[147] 3. That all inmates be given a bed, a mattress and bedding (to be placed where feasible but not so as to restrict day time living space unnecessarily except that inmates may be required to sleep on the floor with a mattress in emergent circumstances but in no event without a mattress and in no event for longer than 48 hours (pre-trial detainees) or two weeks (sentenced inmates).

[148] 4. That a meaningful classification system for inmates be developed and implemented.

[149] 5. That visitation hours be substantially increased.

[150] 6. That an additional nurse be hired and that medical screening be done prior to release of any inmate into the general population.

[151] 7. That the population at MCCI not be permitted to exceed 344 inmates (40 female, 304 male) and that State and County defendants take whatever means necessary to comply with this order.

[152] I note that because this population cap is necessary in light of the totality of conditions at MCCI, a substantial change in these conditions may lead to modification of my order in this regard.

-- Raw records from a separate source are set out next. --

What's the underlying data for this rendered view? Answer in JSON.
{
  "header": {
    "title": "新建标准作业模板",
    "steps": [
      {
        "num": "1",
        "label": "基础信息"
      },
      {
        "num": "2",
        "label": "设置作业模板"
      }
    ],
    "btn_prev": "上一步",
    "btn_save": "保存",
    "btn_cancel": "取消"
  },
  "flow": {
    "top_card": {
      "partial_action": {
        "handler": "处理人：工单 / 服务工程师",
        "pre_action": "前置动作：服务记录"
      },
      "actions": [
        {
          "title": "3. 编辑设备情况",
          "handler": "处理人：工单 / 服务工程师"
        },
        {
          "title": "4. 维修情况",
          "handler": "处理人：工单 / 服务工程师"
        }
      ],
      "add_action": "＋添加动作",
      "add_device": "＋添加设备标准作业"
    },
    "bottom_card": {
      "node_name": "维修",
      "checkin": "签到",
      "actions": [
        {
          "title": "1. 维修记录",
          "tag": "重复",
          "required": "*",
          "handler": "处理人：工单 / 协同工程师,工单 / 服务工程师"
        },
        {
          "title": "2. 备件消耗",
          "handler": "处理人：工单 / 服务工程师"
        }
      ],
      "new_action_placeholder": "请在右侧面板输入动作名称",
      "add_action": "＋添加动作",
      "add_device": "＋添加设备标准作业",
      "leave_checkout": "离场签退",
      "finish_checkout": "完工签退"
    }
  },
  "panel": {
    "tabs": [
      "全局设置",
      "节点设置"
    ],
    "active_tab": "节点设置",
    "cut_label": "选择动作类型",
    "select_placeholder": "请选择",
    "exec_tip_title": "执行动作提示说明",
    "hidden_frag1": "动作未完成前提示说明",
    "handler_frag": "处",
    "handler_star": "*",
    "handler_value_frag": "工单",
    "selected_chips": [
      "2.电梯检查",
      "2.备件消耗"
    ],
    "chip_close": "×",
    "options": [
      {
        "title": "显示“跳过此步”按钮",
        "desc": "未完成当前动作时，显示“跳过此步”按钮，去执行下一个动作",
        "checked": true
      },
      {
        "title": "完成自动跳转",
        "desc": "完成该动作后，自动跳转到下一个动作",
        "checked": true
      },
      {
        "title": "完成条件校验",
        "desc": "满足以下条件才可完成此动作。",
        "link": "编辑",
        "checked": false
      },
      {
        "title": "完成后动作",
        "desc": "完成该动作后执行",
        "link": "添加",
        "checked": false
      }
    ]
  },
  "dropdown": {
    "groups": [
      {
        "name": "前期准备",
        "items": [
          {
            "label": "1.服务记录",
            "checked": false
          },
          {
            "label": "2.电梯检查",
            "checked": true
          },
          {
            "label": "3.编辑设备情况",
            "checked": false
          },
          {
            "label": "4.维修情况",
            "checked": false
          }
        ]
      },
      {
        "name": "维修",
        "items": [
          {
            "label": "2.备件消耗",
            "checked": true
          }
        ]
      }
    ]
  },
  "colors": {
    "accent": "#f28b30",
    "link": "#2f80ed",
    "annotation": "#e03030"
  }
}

In particular, modification of this cap might be appropriate if and when changes in the physical plant and staff at MCCI would permit one hour of daily recreation per inmate in an enlarged space on a year round basis and full compliance with the other provisions of my order even at an increased population at the jail. APPENDIX A-1 Cell Blocks A-1, A-2, B-1, B-2 Master Plaintiff Sleeping Living Sleeping Living Single Celled (Plaintiff's population) 47 sq. ft. 91 sq. ft. 47 sq. ft. 44 sq. ft. 3/4 Double Celled approx. approx. (Master's population) 26.5 sq. ft. 34 sq. ft. 23.5 sq. ft. 25 sq. ft. Double Celled (State's population) 23.5 sq. ft. 30 sq. ft. 23.5 sq. ft. 22 sq. ft. Cell Blocks A-1, A-2, B-1, B-2 State Sleeping Living Single Celled (Plaintiff's population) 3/4 Double Celled (Master's population) Double Celled (State's population) 23.5 sq. ft. 45.4 sq. ft. Dormitories C-1, C-2, D-1, D-2, E-1, E-2, F-1, F-2 Master Plaintiff Sleeping Living Sleeping Living Plaintiff's population 26 sq. ft. 36 sq. ft. 52 sq. ft. 20 sq. ft. Master's population 26 sq. ft. 10 sq. ft. State's population 20 sq. ft. 8 sq. ft. Dormitories C-1, C-2, D-1, D-2, E-1, E-2, F-1, F-2 State Sleeping Living Plaintiff's population Master's population State's population 22.8 sq. ft. 30.8 sq. ft.